[What you should do]
Your task is to output all the records below, word for word.
** Records supplied follows **
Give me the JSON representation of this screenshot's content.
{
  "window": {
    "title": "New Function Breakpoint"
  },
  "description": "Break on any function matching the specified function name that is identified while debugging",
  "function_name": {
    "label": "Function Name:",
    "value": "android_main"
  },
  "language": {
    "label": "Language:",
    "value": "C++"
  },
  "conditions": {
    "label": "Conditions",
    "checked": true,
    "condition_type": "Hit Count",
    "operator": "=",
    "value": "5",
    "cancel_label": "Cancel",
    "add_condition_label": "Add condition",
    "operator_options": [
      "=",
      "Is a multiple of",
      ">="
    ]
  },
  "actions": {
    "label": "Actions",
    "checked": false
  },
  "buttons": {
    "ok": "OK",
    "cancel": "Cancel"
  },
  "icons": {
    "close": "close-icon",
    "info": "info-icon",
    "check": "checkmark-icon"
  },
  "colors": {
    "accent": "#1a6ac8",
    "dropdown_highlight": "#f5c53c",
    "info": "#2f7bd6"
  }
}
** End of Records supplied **
[Exercise output]
Give me the JSON representation of this screenshot's content.
{
  "window": {
    "title": "New Function Breakpoint"
  },
  "description": "Break on any function matching the specified function name that is identified while debugging",
  "function_name": {
    "label": "Function Name:",
    "value": "android_main"
  },
  "language": {
    "label": "Language:",
    "value": "C++"
  },
  "conditions": {
    "label": "Conditions",
    "checked": true,
    "condition_type": "Hit Count",
    "operator": "=",
    "value": "5",
    "cancel_label": "Cancel",
    "add_condition_label": "Add condition",
    "operator_options": [
      "=",
      "Is a multiple of",
      ">="
    ]
  },
  "actions": {
    "label": "Actions",
    "checked": false
  },
  "buttons": {
    "ok": "OK",
    "cancel": "Cancel"
  },
  "icons": {
    "close": "close-icon",
    "info": "info-icon",
    "check": "checkmark-icon"
  },
  "colors": {
    "accent": "#1a6ac8",
    "dropdown_highlight": "#f5c53c",
    "info": "#2f7bd6"
  }
}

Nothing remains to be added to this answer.